Ponte Vecchio, the most famous bridge in Italy
It’s beautiful, and picturesque, and offers great views of the Arno river and lovely palaces that line either side of it. Follow me! I’ll take you straight to discover the story and facts about Ponte Vecchio, the most famous bridge in Italy!
Ponte Vecchio, the most famous Italian bridge
Everyone who comes to Florence wants to go to the Ponte Vecchio, walk along it looking at the lovely jewelry shop windows, take pictures of the buildings and the view, and possibly see the sunset from there. But hardly anyone stops to think about what an incredible architectural achievement it was to build a bridge like this… especially in the Middle Ages!

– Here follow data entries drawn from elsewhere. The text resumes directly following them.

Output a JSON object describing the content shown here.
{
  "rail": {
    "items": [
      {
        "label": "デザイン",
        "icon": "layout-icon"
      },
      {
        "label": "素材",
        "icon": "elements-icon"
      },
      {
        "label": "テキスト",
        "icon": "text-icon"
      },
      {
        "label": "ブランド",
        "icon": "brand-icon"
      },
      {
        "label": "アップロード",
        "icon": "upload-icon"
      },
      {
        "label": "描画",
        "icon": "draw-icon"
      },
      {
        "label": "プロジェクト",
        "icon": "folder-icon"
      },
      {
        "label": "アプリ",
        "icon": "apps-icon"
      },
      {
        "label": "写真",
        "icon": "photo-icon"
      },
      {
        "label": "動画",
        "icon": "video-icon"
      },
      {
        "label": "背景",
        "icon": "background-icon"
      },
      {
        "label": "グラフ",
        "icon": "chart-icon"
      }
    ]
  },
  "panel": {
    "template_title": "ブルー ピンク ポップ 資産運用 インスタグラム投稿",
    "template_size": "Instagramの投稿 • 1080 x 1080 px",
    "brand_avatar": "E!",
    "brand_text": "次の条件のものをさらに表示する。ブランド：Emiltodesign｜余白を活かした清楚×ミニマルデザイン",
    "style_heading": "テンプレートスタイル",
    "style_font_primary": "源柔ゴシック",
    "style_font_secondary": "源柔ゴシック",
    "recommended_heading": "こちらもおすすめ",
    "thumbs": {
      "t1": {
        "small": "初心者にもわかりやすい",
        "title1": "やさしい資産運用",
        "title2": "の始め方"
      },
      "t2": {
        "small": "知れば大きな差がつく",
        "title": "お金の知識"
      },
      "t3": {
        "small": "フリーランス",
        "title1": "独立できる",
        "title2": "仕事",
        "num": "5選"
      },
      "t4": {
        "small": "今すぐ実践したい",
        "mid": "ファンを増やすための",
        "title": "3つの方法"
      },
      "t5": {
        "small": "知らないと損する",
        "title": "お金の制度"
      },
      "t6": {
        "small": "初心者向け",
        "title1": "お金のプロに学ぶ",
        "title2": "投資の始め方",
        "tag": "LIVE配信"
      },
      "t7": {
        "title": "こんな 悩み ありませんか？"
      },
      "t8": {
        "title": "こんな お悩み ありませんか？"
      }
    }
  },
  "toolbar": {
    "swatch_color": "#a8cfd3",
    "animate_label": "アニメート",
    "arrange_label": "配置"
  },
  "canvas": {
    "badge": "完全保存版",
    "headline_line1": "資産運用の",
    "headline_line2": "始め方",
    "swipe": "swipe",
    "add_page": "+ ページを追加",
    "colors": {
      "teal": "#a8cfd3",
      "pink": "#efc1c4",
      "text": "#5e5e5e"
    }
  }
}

Ponte Vecchio facts
The Ponte Vecchio was built by a Florentine architect-engineer called Taddeo Gaddi way back in 1345 and is the first segmental arch bridge in the Western world. By building an arch bridge, instead of a regular one, Gaddi allowed for easier river traffic below, and fewer problems in case of heavy water flow. Plus, the two-story buildings that line the bridge, and its centuries-old history demonstrate that arch bridges are particularly resilient!
Ponte Vecchio tickets
The Ponte Vecchio is such a fascinating and spectacular landmark that many travelers wonder if they need tickets to access the bridge or walk across. No worries, you don’t need a ticket to cross the Ponte Vecchio, and you can spend as much time there as you wish.
Ponte Vecchio hours
Ponte Vecchio is not a museum, nor an off-limits landmark in any way. It’s just a particularly amazing part of Florence’s city center, and as such, it can be enjoyed, crossed, “lived” and experienced, as and when one wishes regardless of the day of the week or time of the day. This is true for Florentines and tourists alike, so don’t worry about Ponte Vecchio opening hours: it’s always open!
Ponte Vecchio love locks
Couples who are sharing a holiday in Florence love to stroll on this ancient, romantic bridge, kissing and gazing at the beautiful view. And so it is that every year the bridge’s period buildings witness hundreds of wedding proposals and that the Ponte Vecchio has its own collection of love locks, just like Rialto Bridge in Venice and the Pont des Artes in Paris. But beware, it is now forbidden because it can damage the bridge, so all you can really do is go look at the ones that are there already!